Title: New York Dead
Author: Stuart Woods
The first in the Stone Barrington series, a cop who turns lawyer struggles to break a case of a woman that he sees fall off a balcony and then disappears into thin air. Lots of twists and turns, I’ll be reading some more of this series.
From Ellen Druda
Author: Amor Towles
Rules of Civility
If you’re a fan of movies from the 30’s and 40’s starring a wise-cracking and beautiful heroine who mingles with high-society New York, put this book on reserve now. Meet Katey Kontent and her best pal, the tragic Eve. Out celebrating the end of 1937 in a Village jazz joint, Katey and Eve meet wealthy Tinker Grey, and the three become fast friends. Tinker allows them into his world of the rich and very rich, and Katey impresses his associates enough to start her own ascent from legal secretary pool to glamorous publishing world. The writing has an elegance and style that perfectly mimics the New York City setting.
From Jackie Cantwell
Author: Jessica Dorfman Jones
Klonopin Lunch: a Memoir

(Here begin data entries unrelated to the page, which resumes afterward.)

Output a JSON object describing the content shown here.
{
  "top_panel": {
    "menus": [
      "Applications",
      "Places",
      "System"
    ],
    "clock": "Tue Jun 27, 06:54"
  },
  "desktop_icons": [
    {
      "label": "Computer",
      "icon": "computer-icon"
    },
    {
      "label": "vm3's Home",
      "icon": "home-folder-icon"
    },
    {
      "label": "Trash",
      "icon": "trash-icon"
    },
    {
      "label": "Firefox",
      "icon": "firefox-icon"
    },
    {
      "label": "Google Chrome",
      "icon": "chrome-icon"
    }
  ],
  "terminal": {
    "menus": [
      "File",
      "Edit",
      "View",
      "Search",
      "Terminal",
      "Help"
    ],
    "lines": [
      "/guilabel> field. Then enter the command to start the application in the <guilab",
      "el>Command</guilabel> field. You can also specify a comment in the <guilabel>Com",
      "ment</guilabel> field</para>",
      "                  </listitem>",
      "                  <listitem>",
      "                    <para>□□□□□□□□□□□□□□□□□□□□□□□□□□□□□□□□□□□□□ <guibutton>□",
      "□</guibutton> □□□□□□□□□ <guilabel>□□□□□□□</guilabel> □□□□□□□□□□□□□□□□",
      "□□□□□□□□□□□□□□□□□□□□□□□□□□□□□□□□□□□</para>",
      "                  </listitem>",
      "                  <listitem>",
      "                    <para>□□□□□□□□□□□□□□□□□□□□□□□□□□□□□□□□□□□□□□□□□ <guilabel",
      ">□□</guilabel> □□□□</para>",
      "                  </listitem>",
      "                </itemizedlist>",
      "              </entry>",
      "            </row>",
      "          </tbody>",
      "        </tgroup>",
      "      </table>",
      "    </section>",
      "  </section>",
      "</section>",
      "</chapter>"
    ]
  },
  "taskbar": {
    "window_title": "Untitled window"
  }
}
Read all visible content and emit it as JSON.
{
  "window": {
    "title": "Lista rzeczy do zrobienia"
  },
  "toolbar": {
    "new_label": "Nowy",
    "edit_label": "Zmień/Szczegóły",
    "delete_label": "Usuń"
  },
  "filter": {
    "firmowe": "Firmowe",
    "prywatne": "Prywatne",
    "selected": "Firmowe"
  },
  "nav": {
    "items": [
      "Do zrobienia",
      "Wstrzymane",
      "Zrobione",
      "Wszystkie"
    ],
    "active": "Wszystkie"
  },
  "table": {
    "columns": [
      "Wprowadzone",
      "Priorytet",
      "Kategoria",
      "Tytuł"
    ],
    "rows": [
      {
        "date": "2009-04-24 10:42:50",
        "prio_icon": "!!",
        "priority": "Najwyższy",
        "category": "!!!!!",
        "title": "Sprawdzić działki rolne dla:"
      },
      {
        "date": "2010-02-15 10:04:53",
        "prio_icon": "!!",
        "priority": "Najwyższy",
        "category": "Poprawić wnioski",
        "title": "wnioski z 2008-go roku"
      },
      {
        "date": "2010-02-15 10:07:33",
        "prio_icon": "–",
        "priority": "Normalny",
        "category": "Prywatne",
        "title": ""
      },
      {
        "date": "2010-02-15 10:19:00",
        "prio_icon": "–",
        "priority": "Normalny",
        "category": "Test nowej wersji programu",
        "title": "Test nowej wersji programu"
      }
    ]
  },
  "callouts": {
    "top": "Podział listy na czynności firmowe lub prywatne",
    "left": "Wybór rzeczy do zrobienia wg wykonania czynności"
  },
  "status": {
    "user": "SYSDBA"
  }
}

What happens when a married lawyer with a hum-drum life gets a taste of Sex, Drugs, and Rock-n-Roll? Read this well-crafted memoir to find out. Jessica, a product of New York’s Upper East Side, always played by the rules, which included excelling at the finest schools and marrying her college boyfriend. Enter a handsome guitar teacher, and at the age of thirty, she forgets the life she knew. Their flirtation becomes a full-blown affair, and she starts to take illegal drugs, gets tattooed, and fancies herself a rock star. She writes songs with the guitar teacher’s pal, becomes the lead singer of a fledgling rock band, and stays out ‘til all hours of the night, thus testing the limits of her husband’s understanding and support. This tale of sexual obsession and codependency is painfully honest. She often doesn’t come across as very likeable or sympathetic. Yes, she’s selfish, and yes, she ought to know better. There are very funny sections, including the lunch with her gay pal, where the book gets its title. It could be said that New York City is another character in the book; the evocative descriptions of Manhattan are such that you can almost smell the spilled beer and cigarette smoke in the clubs. There are graphic depictions of sexual activity and drug use, so this book is not for the squeamish or the prudish.
From Andrea Kalinowski
Author: Deborah Blum
The poisoner’s handbook : murder and the birth of forensic medicine in jazz age New York
This was an informative read, especially for those of us into forensics and the history thereof. The dedication exhibited by the early pioneers in New York’s Medical Examiner’s Office was an example of what can be accomplished, even with little monetary funding. If there was no test for a particular lethal substance, the scientists kept chipping away at the problem, experimenting constantly until they arrived at the correct formula for determining toxicity. The leader of the Medical Examiner’s Office instituted reforms which streamlined recovery and handling of the deceased. This was a very informative and enlightening read.